1084.6 engine hours, 7 hire cars, 1,383.63 litres diesel, 10 gas bottles (we do have gas central heating), 54 bags of coal, 2 waterway museums, 3 big houses, 3 versions of tuperware, 60th birthday, 2nd solar panel fitted, 7 overnight guests, 6 packs of Dreamies, 26 friends, 1 snake, 9 Mrs Tilly stamp of approval moorings, 7 pairs socks,  6 pairs gloves, 11 supermarket deliveries, 56 boxes wine delivered!

In Our Favour. 9th March

Above Audlem Lock 14 to above Audlem  Lock 3

New thyme. Old thyme in the background

The washing machine and dishwasher were put to use before we set off as we’d be filling up before going too far today. The chap on the plant boat behind us found me a very healthy looking Thyme plant to replace the sad looking one we’ve been transporting around the system for the last few months. My risottos will be flavoursome again.

The Shroppie Fly and the water point

The water point in our pound was being used so we made use of the empty lock to reach the one outside the Shroppie Fly. A boat appeared from the next lock and managed to squeeze itself in behind a boat that appeared to be moored on the lock landing. We then pulled out of the lock and straight onto the water point freeing up the lock for the descending boat. They were none too happy about the lock landing being occupied by a trading boat, setting up for the weekend.

L to R Tilly Too, Tilly, Mick, Pip and OleannaRubbish disposed off we had quite a wait for the tap to fill Oleanna’s water tank. Just as we were finishing a boat was starting to ascend the lock behind us, so we pushed off to take advantage of the next lock in front being in our favour.

Last lock before the flightBtwash with a kick

Mick brought Oleanna into the lock past the fierce bywash  which can pin a slow moving boat to the side.

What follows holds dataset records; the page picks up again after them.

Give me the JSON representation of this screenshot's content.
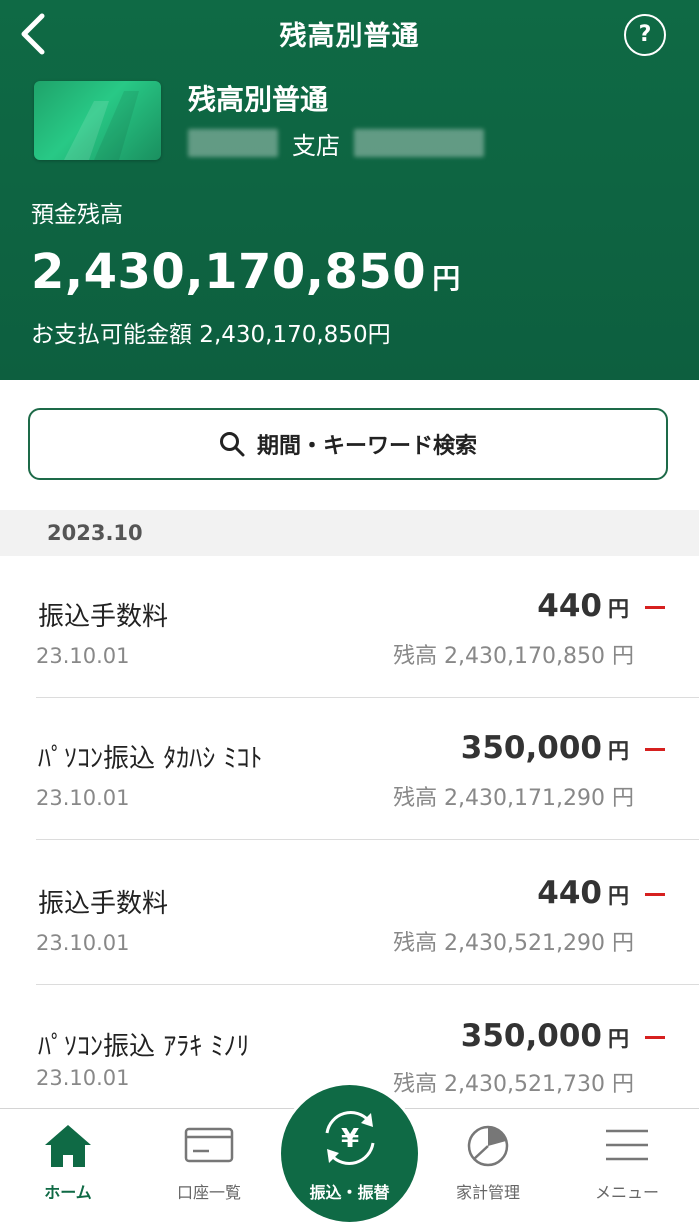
{
  "header": {
    "title": "残高別普通",
    "help_label": "?"
  },
  "account": {
    "name": "残高別普通",
    "branch_label": "支店",
    "balance_label": "預金残高",
    "balance": "2,430,170,850",
    "yen": "円",
    "available": "お支払可能金額 2,430,170,850円"
  },
  "search": {
    "label": "期間・キーワード検索"
  },
  "month": "2023.10",
  "transactions": [
    {
      "desc": "振込手数料",
      "date": "23.10.01",
      "amount": "440",
      "yen": "円",
      "balance": "残高 2,430,170,850 円"
    },
    {
      "desc": "ﾊﾟｿｺﾝ振込 ﾀｶﾊｼ ﾐｺﾄ",
      "date": "23.10.01",
      "amount": "350,000",
      "yen": "円",
      "balance": "残高 2,430,171,290 円"
    },
    {
      "desc": "振込手数料",
      "date": "23.10.01",
      "amount": "440",
      "yen": "円",
      "balance": "残高 2,430,521,290 円"
    },
    {
      "desc": "ﾊﾟｿｺﾝ振込 ｱﾗｷ ﾐﾉﾘ",
      "date": "23.10.01",
      "amount": "350,000",
      "yen": "円",
      "balance": "残高 2,430,521,730 円"
    }
  ],
  "tabbar": {
    "home": "ホーム",
    "accounts": "口座一覧",
    "transfer": "振込・振替",
    "budget": "家計管理",
    "menu": "メニュー"
  },
  "colors": {
    "brand_green": "#0f6a45",
    "debit_red": "#d6201f"
  },
  "icons": [
    "back-chevron-icon",
    "help-icon",
    "search-icon",
    "home-icon",
    "card-icon",
    "yen-transfer-icon",
    "pie-chart-icon",
    "hamburger-menu-icon"
  ]
}
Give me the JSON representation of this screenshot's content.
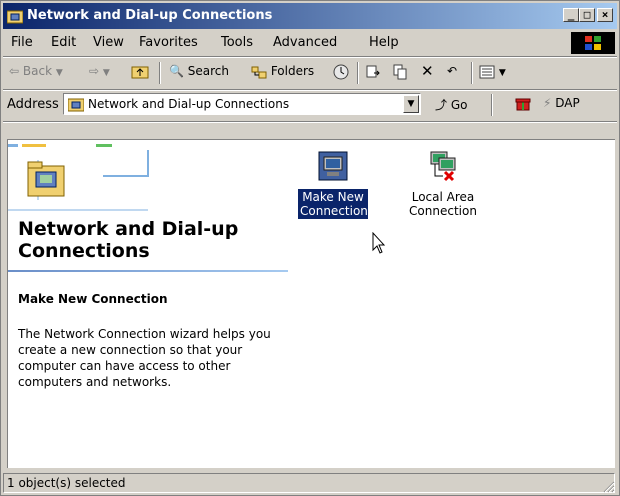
{
  "window": {
    "title": "Network and Dial-up Connections"
  },
  "menu": [
    "File",
    "Edit",
    "View",
    "Favorites",
    "Tools",
    "Advanced",
    "Help"
  ],
  "toolbar": {
    "back": "Back",
    "forward": "",
    "search": "Search",
    "folders": "Folders"
  },
  "address": {
    "label": "Address",
    "value": "Network and Dial-up Connections",
    "go": "Go",
    "dap": "DAP"
  },
  "panel": {
    "title": "Network and Dial-up Connections",
    "heading": "Make New Connection",
    "description": "The Network Connection wizard helps you create a new connection so that your computer can have access to other computers and networks."
  },
  "items": [
    {
      "label": "Make New Connection",
      "selected": true
    },
    {
      "label": "Local Area Connection",
      "selected": false
    }
  ],
  "status": {
    "text": "1 object(s) selected"
  },
  "colors": {
    "titlebar": "#0a246a",
    "selection": "#0a246a",
    "face": "#d4d0c8"
  }
}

Once up there was a decision to make. Here is the last pound where you can moor before the next nine locks in the flight, my back had been twinging yesterday, so should we stop for the day, stop for lunch or carry on to the top. My back seemed to be behaving so we decided to carry on, with the hope that the locks ahead of us would be in our favour, meaning less work all round.

Looking down the flightLooking up

No kicking bottom gates open today, so there was an extra walk around each chamber. Mick would bring Oleanna in, I’d close the gates, open up the paddles and then when we were both happy I’d walk up to the next lock to open it ready. Once Oleanna’s lock was full, Mick would drop the paddles, bring her out and close the gate before moving on into the next chamber. This meant a lot of hanging around for me as every lock was in our favour, only two needed a paddle lifting to equalise the levels.

Come away from that wier

Coming out of lock 6 Oleanna got attracted by the weir too much, despite having been tied to a bollard. Mick tried to reverse her out of the situation, but being in the entrance of the lock didn’t help as there wasn’t enough room to swing the back round, if only our bow thruster worked! There was nothing for it but for Mick to step off and give her a good pull to straighten her up and try again.

Almost a full five drawer incident

Lock 3 has a fierce bywash and caught Mick by surprise. The water bubbles up from underneath some boards which make it not so obvious of the force. This resulted in a record breaking near five drawer incident in the galley. Nothing broken, just drawer runners straining under the weight.

Beams and beams and beams

Here we found ourselves a spot at the end of the 48 hour moorings, let Tilly out and settled down for a late lunch. Luckily we’d decided that it was too late in the day to hang the washing out as soon after the heavens opened. Another boat arrived up the flight an hour or so later, suspect they were a bit soggy.

11 locks, 1.21 miles, 2 miles at least with all the walking round included, 1 going down, 0 cheese bought, £3.50 thyme plant, 11 empty waiting for us, 6 orange poos, 1 soggy moggy.